Bg at Hoover Dam!

 us the Grand Canyon (I wanted to see it and begged my parents) which we thought was a lot closer to the Hoover Dam than it was....oooppsss. The trip to the GC lead us on gravel roads through Indian reservations, there were also cows that roamed freely and would be in the middle of the street while you were going 60! It was cool to see though even if it was an hour and a half hours farther than we thought.
Other new developments-
School is out!  Monday and Tuesday consisted of four 90 min

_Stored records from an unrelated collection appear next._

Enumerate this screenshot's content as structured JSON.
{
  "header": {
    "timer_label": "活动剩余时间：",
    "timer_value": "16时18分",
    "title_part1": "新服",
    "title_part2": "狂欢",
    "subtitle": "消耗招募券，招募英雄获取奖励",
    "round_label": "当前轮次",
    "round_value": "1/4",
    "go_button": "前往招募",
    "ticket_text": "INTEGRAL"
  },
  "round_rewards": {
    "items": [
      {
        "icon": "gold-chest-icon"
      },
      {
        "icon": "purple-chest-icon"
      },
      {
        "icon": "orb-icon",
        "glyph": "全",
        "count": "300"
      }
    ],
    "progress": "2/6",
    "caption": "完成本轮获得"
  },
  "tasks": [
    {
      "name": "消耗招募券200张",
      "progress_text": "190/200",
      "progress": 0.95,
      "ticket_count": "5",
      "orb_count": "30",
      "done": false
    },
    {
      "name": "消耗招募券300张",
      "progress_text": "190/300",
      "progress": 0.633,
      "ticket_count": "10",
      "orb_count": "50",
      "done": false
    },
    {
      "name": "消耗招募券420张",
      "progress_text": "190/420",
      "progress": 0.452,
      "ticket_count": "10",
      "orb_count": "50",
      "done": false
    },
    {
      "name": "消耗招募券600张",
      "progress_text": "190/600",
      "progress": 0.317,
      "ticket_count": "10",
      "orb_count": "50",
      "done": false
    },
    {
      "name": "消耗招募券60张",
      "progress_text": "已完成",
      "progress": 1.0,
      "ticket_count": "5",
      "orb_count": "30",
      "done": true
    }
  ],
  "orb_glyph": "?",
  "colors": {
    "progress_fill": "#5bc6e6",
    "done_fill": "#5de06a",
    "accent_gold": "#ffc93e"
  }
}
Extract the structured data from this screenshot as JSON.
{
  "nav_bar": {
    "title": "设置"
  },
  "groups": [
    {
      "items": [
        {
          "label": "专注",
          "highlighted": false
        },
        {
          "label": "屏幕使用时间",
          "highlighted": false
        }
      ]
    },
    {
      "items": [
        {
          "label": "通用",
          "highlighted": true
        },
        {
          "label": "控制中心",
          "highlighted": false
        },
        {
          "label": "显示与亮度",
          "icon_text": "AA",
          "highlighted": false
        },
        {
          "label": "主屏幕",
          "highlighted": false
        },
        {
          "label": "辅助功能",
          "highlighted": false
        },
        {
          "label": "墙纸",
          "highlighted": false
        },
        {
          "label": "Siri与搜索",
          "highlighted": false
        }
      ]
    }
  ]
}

ute classes each day so we could take finals, let me tell you every final I took I was using all 90 minutes! I normally have eight 45 minute classes in a day so it was a bit of a change but the day did seem to go faster. We had awards night where I received All Conference Academic Excellence, Academic Letter Award, and my National Honor Society award.
There was a time not that long ago when I thought that people that did cross country were crazy! I never ever thought I would ever do it! Well I am officially signed up to run cross country this fall and not play volleyball (GASP). This is a huge life style change. I have played volleyball since 3rd grade and have only run for like 9 months. Our CC team at our school is good they work hard and are one of the most successful sports at our school. I have decided to make this change because I see running as something I can greatly improve on and something I can do for the rest of my life. I am nervous and excited at the same time.Everyone on the team is really supportive and they seem to always be having fun. I hope I made the right decision.
There have been some huge natural disasters lately and decided I want to do something to help these people. I, schedule wise, cannot go out and personally help so after having a diabetic friend lose her house in Joplin MO I  made the decision to collect diabetes supplies and ship them to the people who need them the most. We are asking for any supplies weather it be money, batteries, testers, syringes, pump supplies, alcohol wipes, anything...
If you are interested in donating you can send items to 8111 Leighton Ave. Lincoln NE 68507... We would love and appreciate everyones help!
I am sure I have missed many things! I will keep you posted on my activities as summer gets into full swing!
Thanks for reading ~ Ash

Picture I took while leaving the GC...Pretty Gorgeous!